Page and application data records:
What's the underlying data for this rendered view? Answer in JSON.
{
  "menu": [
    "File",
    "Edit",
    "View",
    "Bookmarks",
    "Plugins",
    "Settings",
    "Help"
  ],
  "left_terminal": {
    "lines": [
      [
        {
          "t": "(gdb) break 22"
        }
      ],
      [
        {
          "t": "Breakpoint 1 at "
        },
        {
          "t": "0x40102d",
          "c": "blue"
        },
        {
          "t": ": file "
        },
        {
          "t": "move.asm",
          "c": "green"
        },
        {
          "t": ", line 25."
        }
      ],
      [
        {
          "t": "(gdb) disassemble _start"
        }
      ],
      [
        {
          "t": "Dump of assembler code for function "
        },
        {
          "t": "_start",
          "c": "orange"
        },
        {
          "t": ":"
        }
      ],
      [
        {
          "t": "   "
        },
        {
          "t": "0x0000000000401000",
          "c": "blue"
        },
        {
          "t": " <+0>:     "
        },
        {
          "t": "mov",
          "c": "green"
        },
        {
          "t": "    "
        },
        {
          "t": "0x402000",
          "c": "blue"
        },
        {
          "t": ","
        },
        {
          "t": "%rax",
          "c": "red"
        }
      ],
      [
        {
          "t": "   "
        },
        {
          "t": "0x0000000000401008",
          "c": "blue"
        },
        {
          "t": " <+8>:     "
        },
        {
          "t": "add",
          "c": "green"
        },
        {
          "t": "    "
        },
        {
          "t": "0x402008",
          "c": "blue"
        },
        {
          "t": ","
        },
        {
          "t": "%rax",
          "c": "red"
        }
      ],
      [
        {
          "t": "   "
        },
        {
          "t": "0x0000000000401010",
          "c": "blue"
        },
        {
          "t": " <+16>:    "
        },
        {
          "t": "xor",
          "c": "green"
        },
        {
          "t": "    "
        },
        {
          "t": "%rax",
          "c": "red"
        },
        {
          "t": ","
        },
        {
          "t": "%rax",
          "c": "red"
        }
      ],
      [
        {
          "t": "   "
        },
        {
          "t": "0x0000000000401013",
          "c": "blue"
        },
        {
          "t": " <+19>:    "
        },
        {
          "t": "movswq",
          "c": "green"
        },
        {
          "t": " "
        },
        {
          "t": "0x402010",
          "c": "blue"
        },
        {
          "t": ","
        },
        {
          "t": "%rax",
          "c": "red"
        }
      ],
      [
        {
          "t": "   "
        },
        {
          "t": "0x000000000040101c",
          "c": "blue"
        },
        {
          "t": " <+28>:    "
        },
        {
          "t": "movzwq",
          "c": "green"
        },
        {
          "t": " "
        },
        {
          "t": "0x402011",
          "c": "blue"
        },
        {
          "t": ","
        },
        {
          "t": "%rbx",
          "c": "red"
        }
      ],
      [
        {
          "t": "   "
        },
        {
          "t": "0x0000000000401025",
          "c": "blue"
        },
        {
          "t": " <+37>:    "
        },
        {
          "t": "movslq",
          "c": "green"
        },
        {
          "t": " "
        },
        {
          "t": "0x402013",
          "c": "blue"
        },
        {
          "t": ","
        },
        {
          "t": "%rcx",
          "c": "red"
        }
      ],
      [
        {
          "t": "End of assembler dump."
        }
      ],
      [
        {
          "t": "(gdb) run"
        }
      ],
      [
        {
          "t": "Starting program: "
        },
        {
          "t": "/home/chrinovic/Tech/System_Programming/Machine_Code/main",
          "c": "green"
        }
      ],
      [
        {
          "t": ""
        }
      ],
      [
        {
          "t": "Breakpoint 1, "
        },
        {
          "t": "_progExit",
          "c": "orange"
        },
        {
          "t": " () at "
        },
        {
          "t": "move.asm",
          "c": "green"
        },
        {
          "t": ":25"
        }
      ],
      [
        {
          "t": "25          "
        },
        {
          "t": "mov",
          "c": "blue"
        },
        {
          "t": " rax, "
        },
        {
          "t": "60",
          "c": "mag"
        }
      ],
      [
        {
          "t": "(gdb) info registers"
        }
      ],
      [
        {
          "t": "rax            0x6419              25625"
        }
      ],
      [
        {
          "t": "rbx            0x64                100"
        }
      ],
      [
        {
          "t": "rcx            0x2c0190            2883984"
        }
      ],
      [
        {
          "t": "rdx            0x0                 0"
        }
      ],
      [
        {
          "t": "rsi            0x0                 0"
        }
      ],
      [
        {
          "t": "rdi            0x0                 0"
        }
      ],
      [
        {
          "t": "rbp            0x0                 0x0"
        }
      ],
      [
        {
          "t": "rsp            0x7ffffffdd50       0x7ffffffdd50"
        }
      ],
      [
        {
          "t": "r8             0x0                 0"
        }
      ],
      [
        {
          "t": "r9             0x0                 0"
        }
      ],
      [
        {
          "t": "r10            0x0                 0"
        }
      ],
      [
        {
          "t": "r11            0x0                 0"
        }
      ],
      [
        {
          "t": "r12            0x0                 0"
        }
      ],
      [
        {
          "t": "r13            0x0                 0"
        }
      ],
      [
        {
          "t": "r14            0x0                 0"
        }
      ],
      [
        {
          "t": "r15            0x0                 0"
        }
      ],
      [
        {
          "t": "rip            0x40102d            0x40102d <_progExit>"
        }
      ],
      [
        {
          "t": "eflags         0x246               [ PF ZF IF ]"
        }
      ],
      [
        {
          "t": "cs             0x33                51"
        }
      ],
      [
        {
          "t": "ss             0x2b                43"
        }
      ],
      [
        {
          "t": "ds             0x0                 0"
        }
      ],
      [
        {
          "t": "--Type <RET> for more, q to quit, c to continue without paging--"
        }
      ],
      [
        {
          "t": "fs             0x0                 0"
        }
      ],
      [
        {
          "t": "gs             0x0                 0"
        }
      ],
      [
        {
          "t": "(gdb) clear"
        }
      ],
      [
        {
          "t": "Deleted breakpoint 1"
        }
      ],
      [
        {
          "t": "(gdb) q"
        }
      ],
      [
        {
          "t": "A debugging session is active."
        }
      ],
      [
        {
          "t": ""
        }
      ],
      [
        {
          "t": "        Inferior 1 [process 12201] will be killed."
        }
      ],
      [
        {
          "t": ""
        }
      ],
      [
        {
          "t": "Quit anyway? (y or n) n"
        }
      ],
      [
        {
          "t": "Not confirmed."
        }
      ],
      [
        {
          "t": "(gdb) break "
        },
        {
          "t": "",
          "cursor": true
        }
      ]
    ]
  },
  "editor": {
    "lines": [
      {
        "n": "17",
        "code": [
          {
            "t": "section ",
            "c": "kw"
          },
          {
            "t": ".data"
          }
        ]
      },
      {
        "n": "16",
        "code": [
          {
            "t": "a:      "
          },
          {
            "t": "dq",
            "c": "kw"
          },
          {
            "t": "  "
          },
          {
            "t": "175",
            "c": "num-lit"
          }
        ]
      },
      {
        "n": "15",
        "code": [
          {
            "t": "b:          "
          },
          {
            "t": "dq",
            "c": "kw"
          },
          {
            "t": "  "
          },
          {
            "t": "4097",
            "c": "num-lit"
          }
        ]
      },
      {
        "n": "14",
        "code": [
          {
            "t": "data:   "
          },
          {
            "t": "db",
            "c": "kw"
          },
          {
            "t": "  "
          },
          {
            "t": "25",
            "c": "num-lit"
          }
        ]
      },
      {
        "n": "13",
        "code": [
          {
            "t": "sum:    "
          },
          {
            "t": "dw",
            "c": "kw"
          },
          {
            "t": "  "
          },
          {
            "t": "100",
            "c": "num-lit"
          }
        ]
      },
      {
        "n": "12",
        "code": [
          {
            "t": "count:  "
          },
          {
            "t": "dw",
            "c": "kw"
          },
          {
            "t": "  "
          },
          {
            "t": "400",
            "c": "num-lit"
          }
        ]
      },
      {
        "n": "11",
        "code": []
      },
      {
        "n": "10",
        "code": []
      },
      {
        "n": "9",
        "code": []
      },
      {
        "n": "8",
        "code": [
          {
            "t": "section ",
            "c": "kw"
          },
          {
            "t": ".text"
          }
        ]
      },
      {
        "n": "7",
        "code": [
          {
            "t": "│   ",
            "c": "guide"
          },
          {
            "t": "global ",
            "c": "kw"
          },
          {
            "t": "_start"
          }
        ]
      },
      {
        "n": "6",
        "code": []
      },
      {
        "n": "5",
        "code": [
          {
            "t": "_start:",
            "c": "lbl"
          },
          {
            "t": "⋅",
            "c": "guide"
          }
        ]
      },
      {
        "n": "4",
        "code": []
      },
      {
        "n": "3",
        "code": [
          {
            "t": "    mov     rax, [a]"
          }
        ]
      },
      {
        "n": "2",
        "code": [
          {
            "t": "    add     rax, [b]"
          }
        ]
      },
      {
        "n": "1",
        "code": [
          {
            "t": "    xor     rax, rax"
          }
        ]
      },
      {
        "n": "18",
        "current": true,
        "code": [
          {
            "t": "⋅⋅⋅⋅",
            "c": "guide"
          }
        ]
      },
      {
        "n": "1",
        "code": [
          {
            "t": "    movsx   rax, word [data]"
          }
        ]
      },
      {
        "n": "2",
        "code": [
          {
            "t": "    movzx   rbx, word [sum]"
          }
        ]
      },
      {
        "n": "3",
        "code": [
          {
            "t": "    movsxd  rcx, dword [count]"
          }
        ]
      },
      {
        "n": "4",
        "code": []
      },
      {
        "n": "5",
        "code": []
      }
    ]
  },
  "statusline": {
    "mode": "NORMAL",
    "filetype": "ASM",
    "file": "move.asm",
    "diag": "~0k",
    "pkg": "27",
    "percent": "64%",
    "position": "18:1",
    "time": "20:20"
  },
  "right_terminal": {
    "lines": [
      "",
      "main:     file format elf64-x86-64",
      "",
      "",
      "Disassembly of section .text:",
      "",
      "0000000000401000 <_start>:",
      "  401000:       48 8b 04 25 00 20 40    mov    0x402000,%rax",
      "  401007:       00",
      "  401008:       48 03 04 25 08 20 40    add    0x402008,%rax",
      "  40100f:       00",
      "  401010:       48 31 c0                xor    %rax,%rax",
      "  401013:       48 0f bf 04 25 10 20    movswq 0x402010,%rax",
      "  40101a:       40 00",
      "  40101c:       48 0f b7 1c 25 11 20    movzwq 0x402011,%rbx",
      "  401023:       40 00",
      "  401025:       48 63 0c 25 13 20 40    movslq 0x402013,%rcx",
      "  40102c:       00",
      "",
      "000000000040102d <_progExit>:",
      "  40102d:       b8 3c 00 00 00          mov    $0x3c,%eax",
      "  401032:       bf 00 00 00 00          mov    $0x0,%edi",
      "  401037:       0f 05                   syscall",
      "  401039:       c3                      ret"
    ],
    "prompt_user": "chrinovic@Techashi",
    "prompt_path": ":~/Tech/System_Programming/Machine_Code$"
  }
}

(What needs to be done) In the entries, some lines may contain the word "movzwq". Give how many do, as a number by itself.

(Answer to the exercise) 2